WHAT THE TASK ASKS. Retype the records word for word. Skip every image.

MATERIAL FOR THIS EXERCISE.

______

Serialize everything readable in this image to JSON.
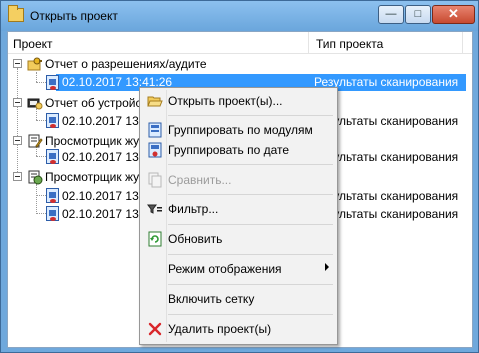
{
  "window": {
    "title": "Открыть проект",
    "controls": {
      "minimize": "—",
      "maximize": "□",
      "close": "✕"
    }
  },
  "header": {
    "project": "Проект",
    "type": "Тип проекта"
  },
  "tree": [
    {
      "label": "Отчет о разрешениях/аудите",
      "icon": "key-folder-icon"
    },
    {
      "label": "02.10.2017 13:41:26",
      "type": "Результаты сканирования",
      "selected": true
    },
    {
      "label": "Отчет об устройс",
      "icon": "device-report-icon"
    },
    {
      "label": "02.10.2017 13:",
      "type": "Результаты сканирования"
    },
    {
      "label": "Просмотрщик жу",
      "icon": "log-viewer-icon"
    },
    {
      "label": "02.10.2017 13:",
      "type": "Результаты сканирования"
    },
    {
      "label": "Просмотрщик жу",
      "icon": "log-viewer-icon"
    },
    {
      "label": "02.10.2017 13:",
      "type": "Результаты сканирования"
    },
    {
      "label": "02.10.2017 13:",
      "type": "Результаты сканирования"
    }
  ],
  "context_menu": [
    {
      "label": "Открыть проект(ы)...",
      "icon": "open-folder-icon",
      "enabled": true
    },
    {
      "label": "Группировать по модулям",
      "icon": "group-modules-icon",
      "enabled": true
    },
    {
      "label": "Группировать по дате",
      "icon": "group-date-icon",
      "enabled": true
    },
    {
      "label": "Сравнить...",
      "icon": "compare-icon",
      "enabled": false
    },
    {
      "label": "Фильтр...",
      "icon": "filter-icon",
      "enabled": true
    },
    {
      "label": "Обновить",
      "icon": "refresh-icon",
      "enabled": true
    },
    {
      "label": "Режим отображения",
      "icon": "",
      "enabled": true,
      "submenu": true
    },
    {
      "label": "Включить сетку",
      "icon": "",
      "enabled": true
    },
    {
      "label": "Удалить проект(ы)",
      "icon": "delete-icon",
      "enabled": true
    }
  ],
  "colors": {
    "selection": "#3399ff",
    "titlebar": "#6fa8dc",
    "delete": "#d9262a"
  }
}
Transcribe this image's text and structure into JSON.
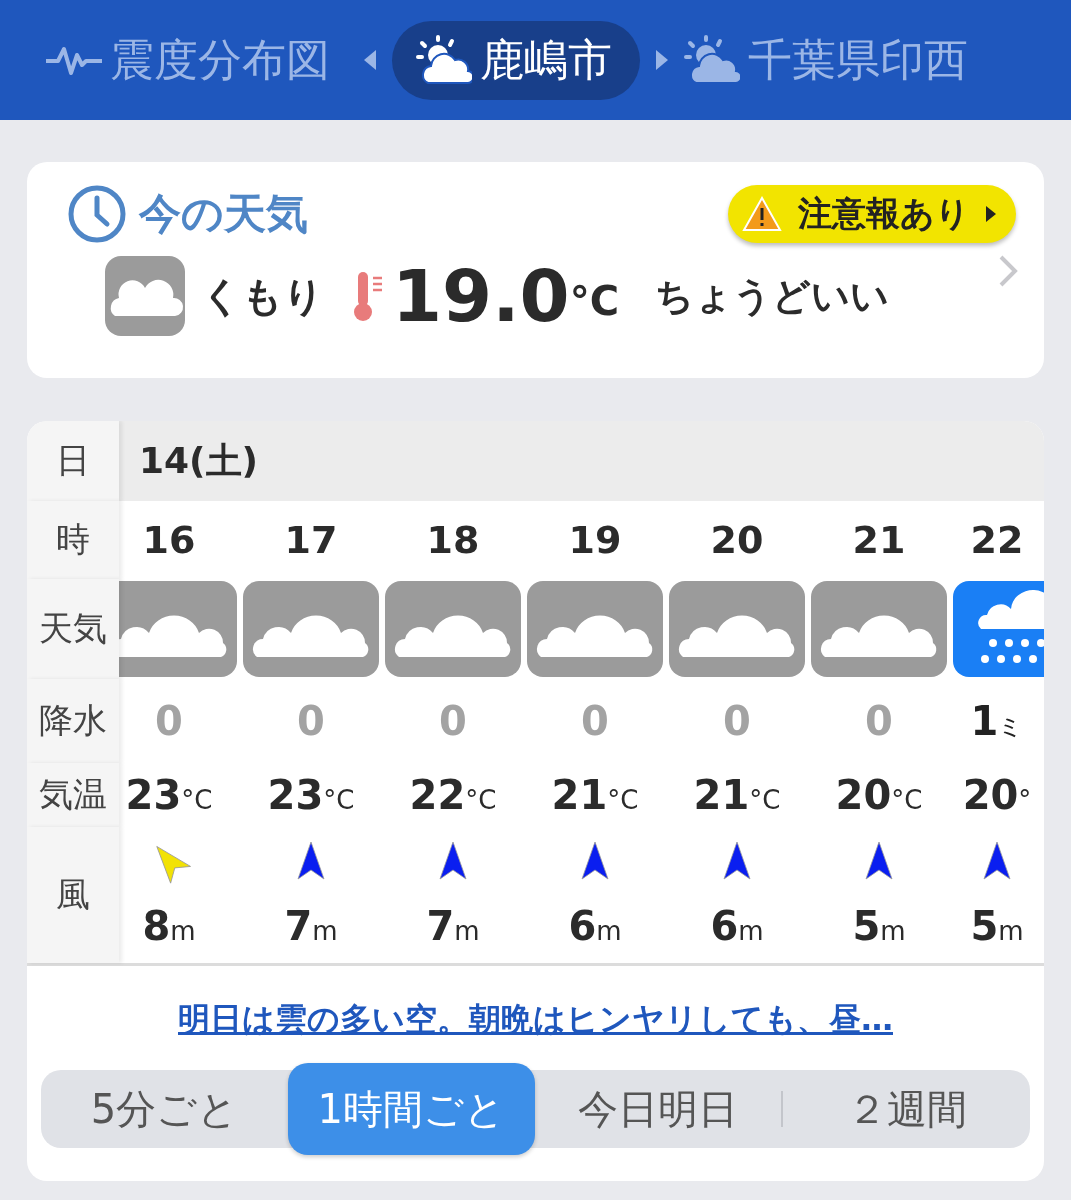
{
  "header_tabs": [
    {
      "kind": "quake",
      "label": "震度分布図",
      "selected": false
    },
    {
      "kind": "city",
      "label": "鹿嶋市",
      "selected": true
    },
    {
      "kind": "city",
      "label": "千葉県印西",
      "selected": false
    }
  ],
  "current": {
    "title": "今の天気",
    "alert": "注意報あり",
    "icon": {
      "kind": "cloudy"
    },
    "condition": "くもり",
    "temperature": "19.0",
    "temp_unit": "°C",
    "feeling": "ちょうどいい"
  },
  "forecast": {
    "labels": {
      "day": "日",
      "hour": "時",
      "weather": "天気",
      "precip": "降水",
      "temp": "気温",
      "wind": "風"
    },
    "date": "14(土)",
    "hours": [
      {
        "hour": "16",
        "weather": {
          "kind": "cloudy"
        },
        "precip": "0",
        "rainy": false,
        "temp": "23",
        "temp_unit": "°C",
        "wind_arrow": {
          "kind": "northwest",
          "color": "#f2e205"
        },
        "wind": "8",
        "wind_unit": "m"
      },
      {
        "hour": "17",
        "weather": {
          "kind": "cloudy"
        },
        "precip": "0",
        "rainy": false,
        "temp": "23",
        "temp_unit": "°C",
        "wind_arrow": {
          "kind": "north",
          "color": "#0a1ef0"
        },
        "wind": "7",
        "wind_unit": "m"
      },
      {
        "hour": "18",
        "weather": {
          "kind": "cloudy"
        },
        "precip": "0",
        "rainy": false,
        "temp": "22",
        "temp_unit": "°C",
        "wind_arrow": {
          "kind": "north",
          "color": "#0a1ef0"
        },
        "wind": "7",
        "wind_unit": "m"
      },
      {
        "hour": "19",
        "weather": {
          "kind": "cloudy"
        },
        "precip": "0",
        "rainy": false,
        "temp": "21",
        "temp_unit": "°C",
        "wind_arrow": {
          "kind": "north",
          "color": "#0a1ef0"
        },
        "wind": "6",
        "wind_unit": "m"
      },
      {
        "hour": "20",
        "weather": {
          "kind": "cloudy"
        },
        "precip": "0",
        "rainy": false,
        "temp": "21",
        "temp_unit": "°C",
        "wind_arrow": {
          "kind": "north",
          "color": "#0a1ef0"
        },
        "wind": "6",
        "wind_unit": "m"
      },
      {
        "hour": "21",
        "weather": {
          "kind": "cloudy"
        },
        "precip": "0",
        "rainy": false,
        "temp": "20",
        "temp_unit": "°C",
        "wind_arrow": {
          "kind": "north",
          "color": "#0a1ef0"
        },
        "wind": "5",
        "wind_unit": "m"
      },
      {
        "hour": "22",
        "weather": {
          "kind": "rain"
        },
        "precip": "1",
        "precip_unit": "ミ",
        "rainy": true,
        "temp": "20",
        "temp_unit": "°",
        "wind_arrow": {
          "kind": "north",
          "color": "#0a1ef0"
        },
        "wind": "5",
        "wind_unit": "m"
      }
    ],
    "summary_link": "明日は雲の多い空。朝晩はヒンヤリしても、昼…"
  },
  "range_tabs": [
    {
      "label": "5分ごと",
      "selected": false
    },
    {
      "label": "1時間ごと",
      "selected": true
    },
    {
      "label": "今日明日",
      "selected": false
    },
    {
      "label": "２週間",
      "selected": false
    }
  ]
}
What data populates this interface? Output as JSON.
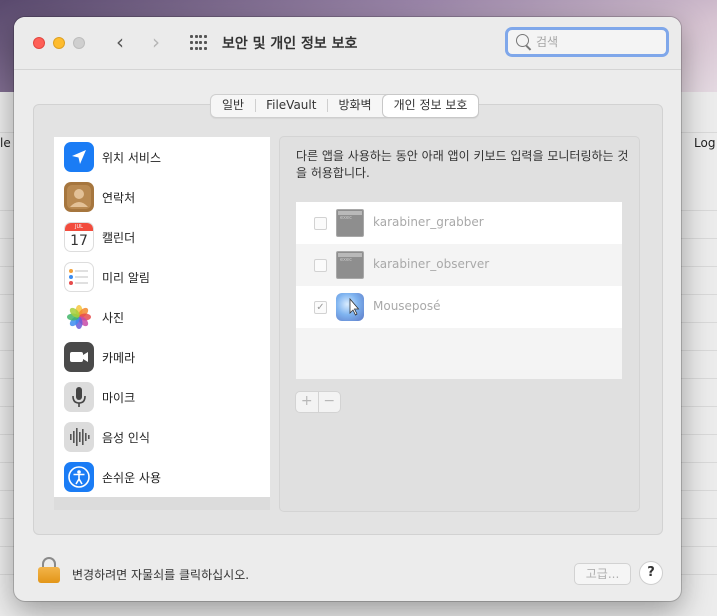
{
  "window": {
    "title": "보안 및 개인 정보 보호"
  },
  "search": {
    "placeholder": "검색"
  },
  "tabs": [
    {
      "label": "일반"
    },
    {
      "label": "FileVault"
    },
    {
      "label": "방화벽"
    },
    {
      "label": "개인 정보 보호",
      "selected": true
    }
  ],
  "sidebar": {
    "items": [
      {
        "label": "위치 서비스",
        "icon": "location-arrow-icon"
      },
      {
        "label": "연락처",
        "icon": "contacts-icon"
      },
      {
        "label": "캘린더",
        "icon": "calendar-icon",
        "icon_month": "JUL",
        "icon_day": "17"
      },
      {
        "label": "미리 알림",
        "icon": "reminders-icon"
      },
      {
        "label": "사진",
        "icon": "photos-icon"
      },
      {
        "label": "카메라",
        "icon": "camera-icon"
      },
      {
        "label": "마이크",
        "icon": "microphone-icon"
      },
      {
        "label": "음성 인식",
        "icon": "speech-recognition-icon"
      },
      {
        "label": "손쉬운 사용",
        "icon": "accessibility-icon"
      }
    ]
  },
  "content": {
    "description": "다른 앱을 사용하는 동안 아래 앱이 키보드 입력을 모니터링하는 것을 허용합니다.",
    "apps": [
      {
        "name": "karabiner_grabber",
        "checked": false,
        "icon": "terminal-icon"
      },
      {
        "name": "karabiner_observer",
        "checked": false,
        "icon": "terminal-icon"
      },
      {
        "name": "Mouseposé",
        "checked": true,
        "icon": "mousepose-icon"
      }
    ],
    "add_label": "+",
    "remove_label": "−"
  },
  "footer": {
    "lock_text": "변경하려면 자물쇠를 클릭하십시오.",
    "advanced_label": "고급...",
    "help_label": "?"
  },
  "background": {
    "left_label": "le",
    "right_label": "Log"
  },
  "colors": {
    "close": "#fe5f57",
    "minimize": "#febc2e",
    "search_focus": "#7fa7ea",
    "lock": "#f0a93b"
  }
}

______

TASK RESPONSE.
Serialize everything readable in this image to JSON.
{
  "window": {
    "title": "Открыть проект",
    "controls": {
      "minimize": "—",
      "maximize": "□",
      "close": "✕"
    }
  },
  "header": {
    "project": "Проект",
    "type": "Тип проекта"
  },
  "tree": [
    {
      "label": "Отчет о разрешениях/аудите",
      "icon": "key-folder-icon"
    },
    {
      "label": "02.10.2017 13:41:26",
      "type": "Результаты сканирования",
      "selected": true
    },
    {
      "label": "Отчет об устройс",
      "icon": "device-report-icon"
    },
    {
      "label": "02.10.2017 13:",
      "type": "Результаты сканирования"
    },
    {
      "label": "Просмотрщик жу",
      "icon": "log-viewer-icon"
    },
    {
      "label": "02.10.2017 13:",
      "type": "Результаты сканирования"
    },
    {
      "label": "Просмотрщик жу",
      "icon": "log-viewer-icon"
    },
    {
      "label": "02.10.2017 13:",
      "type": "Результаты сканирования"
    },
    {
      "label": "02.10.2017 13:",
      "type": "Результаты сканирования"
    }
  ],
  "context_menu": [
    {
      "label": "Открыть проект(ы)...",
      "icon": "open-folder-icon",
      "enabled": true
    },
    {
      "label": "Группировать по модулям",
      "icon": "group-modules-icon",
      "enabled": true
    },
    {
      "label": "Группировать по дате",
      "icon": "group-date-icon",
      "enabled": true
    },
    {
      "label": "Сравнить...",
      "icon": "compare-icon",
      "enabled": false
    },
    {
      "label": "Фильтр...",
      "icon": "filter-icon",
      "enabled": true
    },
    {
      "label": "Обновить",
      "icon": "refresh-icon",
      "enabled": true
    },
    {
      "label": "Режим отображения",
      "icon": "",
      "enabled": true,
      "submenu": true
    },
    {
      "label": "Включить сетку",
      "icon": "",
      "enabled": true
    },
    {
      "label": "Удалить проект(ы)",
      "icon": "delete-icon",
      "enabled": true
    }
  ],
  "colors": {
    "selection": "#3399ff",
    "titlebar": "#6fa8dc",
    "delete": "#d9262a"
  }
}
Transcribe this image's text and structure into JSON.
{
  "header_tabs": [
    {
      "kind": "quake",
      "label": "震度分布図",
      "selected": false
    },
    {
      "kind": "city",
      "label": "鹿嶋市",
      "selected": true
    },
    {
      "kind": "city",
      "label": "千葉県印西",
      "selected": false
    }
  ],
  "current": {
    "title": "今の天気",
    "alert": "注意報あり",
    "icon": {
      "kind": "cloudy"
    },
    "condition": "くもり",
    "temperature": "19.0",
    "temp_unit": "°C",
    "feeling": "ちょうどいい"
  },
  "forecast": {
    "labels": {
      "day": "日",
      "hour": "時",
      "weather": "天気",
      "precip": "降水",
      "temp": "気温",
      "wind": "風"
    },
    "date": "14(土)",
    "hours": [
      {
        "hour": "16",
        "weather": {
          "kind": "cloudy"
        },
        "precip": "0",
        "rainy": false,
        "temp": "23",
        "temp_unit": "°C",
        "wind_arrow": {
          "kind": "northwest",
          "color": "#f2e205"
        },
        "wind": "8",
        "wind_unit": "m"
      },
      {
        "hour": "17",
        "weather": {
          "kind": "cloudy"
        },
        "precip": "0",
        "rainy": false,
        "temp": "23",
        "temp_unit": "°C",
        "wind_arrow": {
          "kind": "north",
          "color": "#0a1ef0"
        },
        "wind": "7",
        "wind_unit": "m"
      },
      {
        "hour": "18",
        "weather": {
          "kind": "cloudy"
        },
        "precip": "0",
        "rainy": false,
        "temp": "22",
        "temp_unit": "°C",
        "wind_arrow": {
          "kind": "north",
          "color": "#0a1ef0"
        },
        "wind": "7",
        "wind_unit": "m"
      },
      {
        "hour": "19",
        "weather": {
          "kind": "cloudy"
        },
        "precip": "0",
        "rainy": false,
        "temp": "21",
        "temp_unit": "°C",
        "wind_arrow": {
          "kind": "north",
          "color": "#0a1ef0"
        },
        "wind": "6",
        "wind_unit": "m"
      },
      {
        "hour": "20",
        "weather": {
          "kind": "cloudy"
        },
        "precip": "0",
        "rainy": false,
        "temp": "21",
        "temp_unit": "°C",
        "wind_arrow": {
          "kind": "north",
          "color": "#0a1ef0"
        },
        "wind": "6",
        "wind_unit": "m"
      },
      {
        "hour": "21",
        "weather": {
          "kind": "cloudy"
        },
        "precip": "0",
        "rainy": false,
        "temp": "20",
        "temp_unit": "°C",
        "wind_arrow": {
          "kind": "north",
          "color": "#0a1ef0"
        },
        "wind": "5",
        "wind_unit": "m"
      },
      {
        "hour": "22",
        "weather": {
          "kind": "rain"
        },
        "precip": "1",
        "precip_unit": "ミ",
        "rainy": true,
        "temp": "20",
        "temp_unit": "°",
        "wind_arrow": {
          "kind": "north",
          "color": "#0a1ef0"
        },
        "wind": "5",
        "wind_unit": "m"
      }
    ],
    "summary_link": "明日は雲の多い空。朝晩はヒンヤリしても、昼…"
  },
  "range_tabs": [
    {
      "label": "5分ごと",
      "selected": false
    },
    {
      "label": "1時間ごと",
      "selected": true
    },
    {
      "label": "今日明日",
      "selected": false
    },
    {
      "label": "２週間",
      "selected": false
    }
  ]
}
What data populates this interface? Output as JSON.
{
  "window": {
    "title": "보안 및 개인 정보 보호"
  },
  "search": {
    "placeholder": "검색"
  },
  "tabs": [
    {
      "label": "일반"
    },
    {
      "label": "FileVault"
    },
    {
      "label": "방화벽"
    },
    {
      "label": "개인 정보 보호",
      "selected": true
    }
  ],
  "sidebar": {
    "items": [
      {
        "label": "위치 서비스",
        "icon": "location-arrow-icon"
      },
      {
        "label": "연락처",
        "icon": "contacts-icon"
      },
      {
        "label": "캘린더",
        "icon": "calendar-icon",
        "icon_month": "JUL",
        "icon_day": "17"
      },
      {
        "label": "미리 알림",
        "icon": "reminders-icon"
      },
      {
        "label": "사진",
        "icon": "photos-icon"
      },
      {
        "label": "카메라",
        "icon": "camera-icon"
      },
      {
        "label": "마이크",
        "icon": "microphone-icon"
      },
      {
        "label": "음성 인식",
        "icon": "speech-recognition-icon"
      },
      {
        "label": "손쉬운 사용",
        "icon": "accessibility-icon"
      }
    ]
  },
  "content": {
    "description": "다른 앱을 사용하는 동안 아래 앱이 키보드 입력을 모니터링하는 것을 허용합니다.",
    "apps": [
      {
        "name": "karabiner_grabber",
        "checked": false,
        "icon": "terminal-icon"
      },
      {
        "name": "karabiner_observer",
        "checked": false,
        "icon": "terminal-icon"
      },
      {
        "name": "Mouseposé",
        "checked": true,
        "icon": "mousepose-icon"
      }
    ],
    "add_label": "+",
    "remove_label": "−"
  },
  "footer": {
    "lock_text": "변경하려면 자물쇠를 클릭하십시오.",
    "advanced_label": "고급...",
    "help_label": "?"
  },
  "background": {
    "left_label": "le",
    "right_label": "Log"
  },
  "colors": {
    "close": "#fe5f57",
    "minimize": "#febc2e",
    "search_focus": "#7fa7ea",
    "lock": "#f0a93b"
  }
}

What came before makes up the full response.